(Items from an interface collection)
Start of Block

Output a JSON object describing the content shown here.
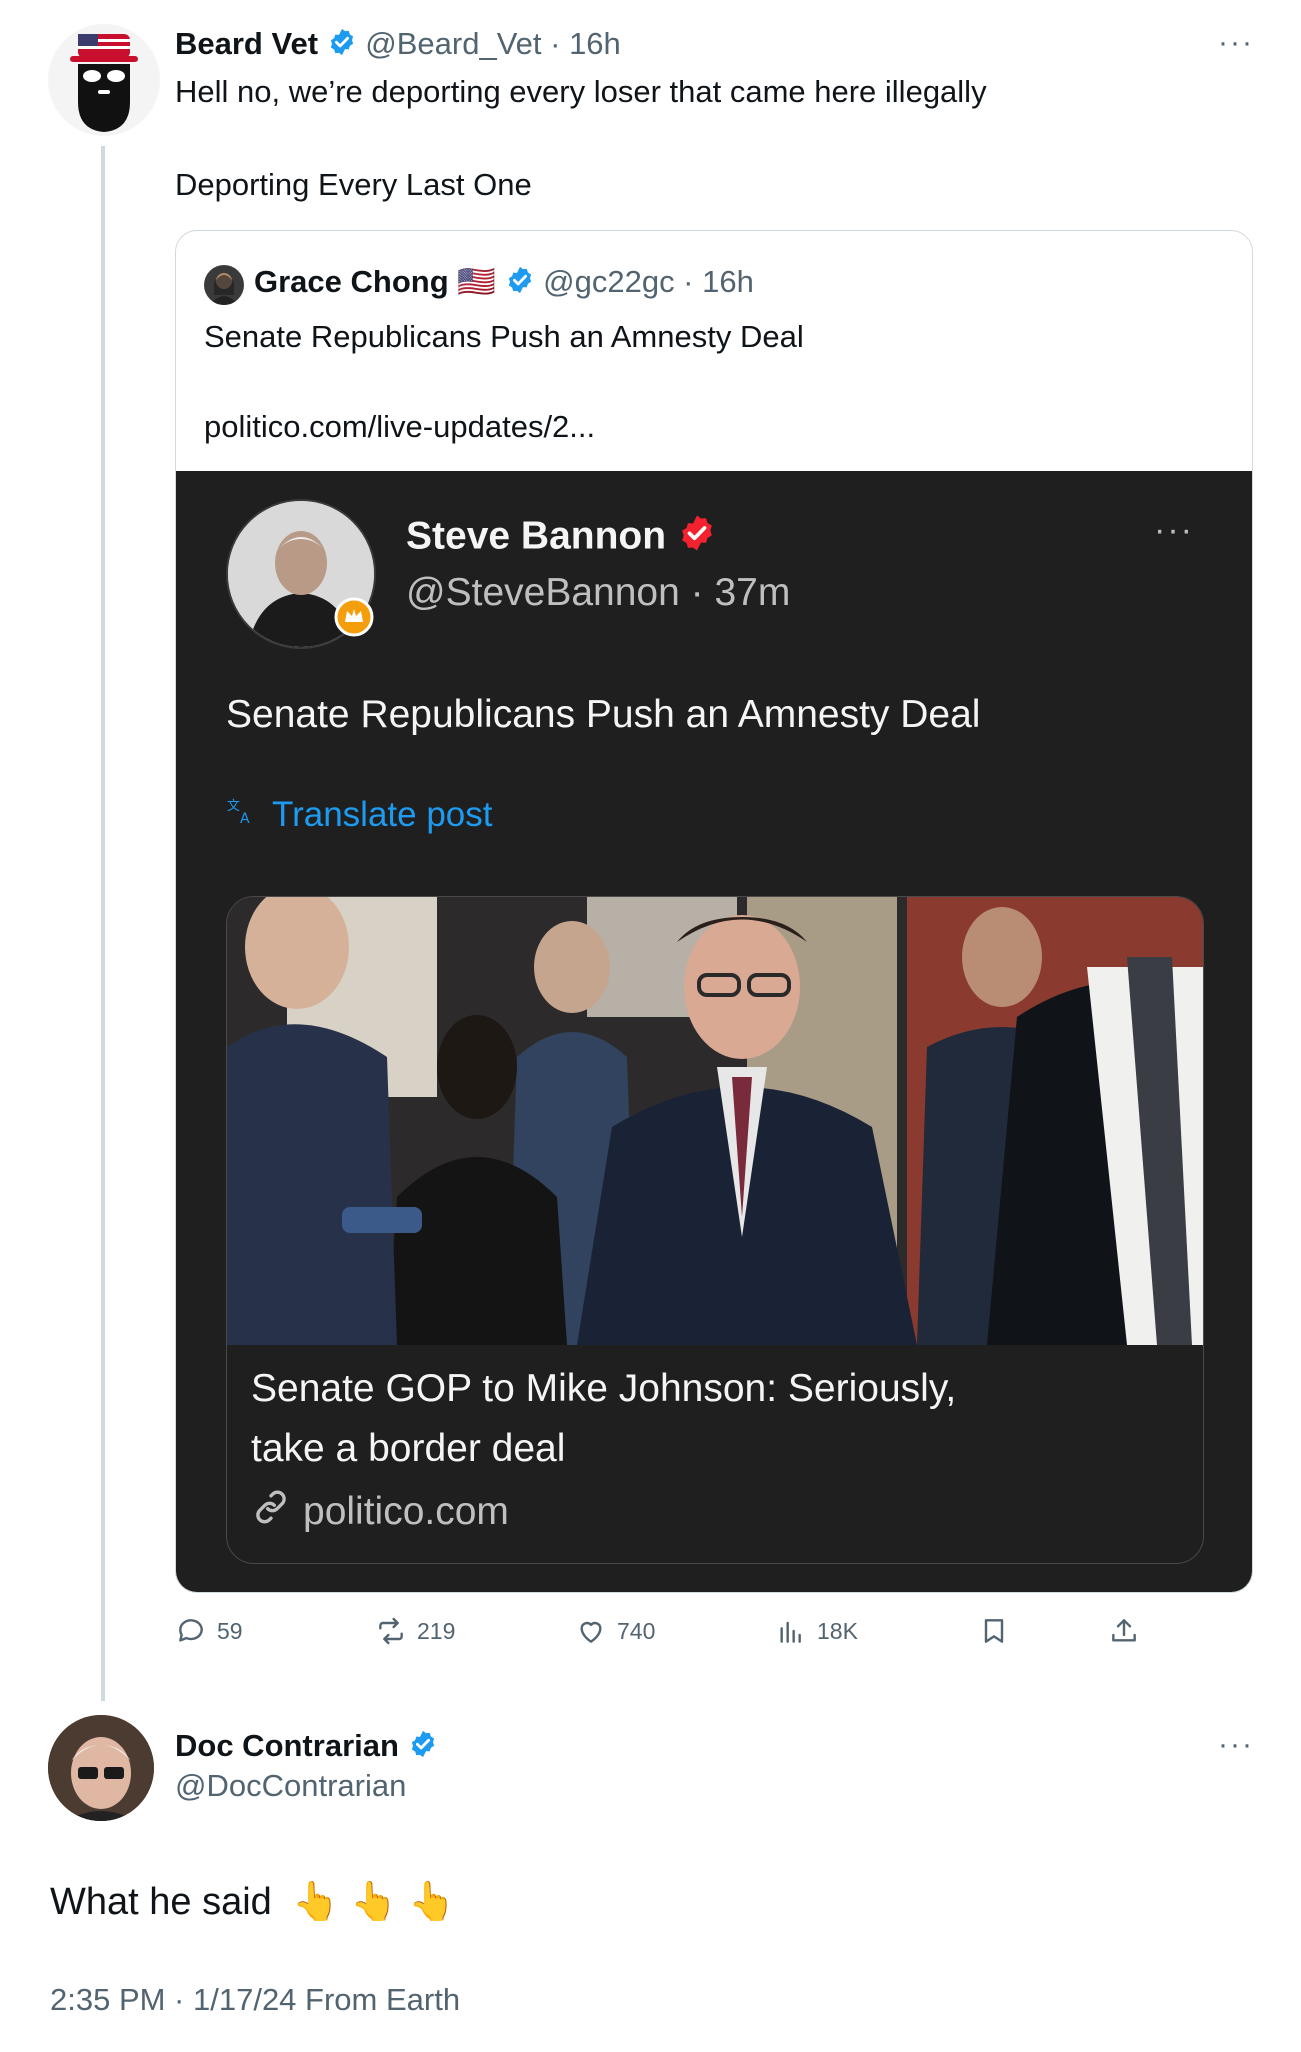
{
  "main_post": {
    "author_name": "Beard Vet",
    "handle_time": "@Beard_Vet · 16h",
    "text_line1": "Hell no, we’re deporting every loser that came here illegally",
    "text_line2": "Deporting Every Last One",
    "more_icon": "more-horizontal-icon"
  },
  "quoted_post": {
    "author_name": "Grace Chong",
    "flag": "🇺🇸",
    "handle_time": "@gc22gc · 16h",
    "text": "Senate Republicans Push an Amnesty Deal",
    "link": "politico.com/live-updates/2..."
  },
  "embedded_screenshot": {
    "author_name": "Steve Bannon",
    "handle_time": "@SteveBannon · 37m",
    "text": "Senate Republicans Push an Amnesty Deal",
    "translate_label": "Translate post",
    "card_headline_line1": "Senate GOP to Mike Johnson: Seriously,",
    "card_headline_line2": "take a border deal",
    "card_domain": "politico.com",
    "colors": {
      "background": "#1f1f1f",
      "link_blue": "#1d9bf0",
      "verified_red": "#f4212e"
    }
  },
  "actions": {
    "replies": "59",
    "reposts": "219",
    "likes": "740",
    "views": "18K"
  },
  "reply_post": {
    "author_name": "Doc Contrarian",
    "handle": "@DocContrarian",
    "text": "What he said",
    "emojis": "👆 👆 👆",
    "meta": "2:35 PM · 1/17/24 From Earth"
  },
  "colors": {
    "verified_blue": "#1d9bf0",
    "muted": "#536471",
    "border": "#cfd9de"
  }
}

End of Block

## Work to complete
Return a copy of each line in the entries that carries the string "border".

## Output below
    "card_headline_line2": "take a border deal",
    "border": "#cfd9de"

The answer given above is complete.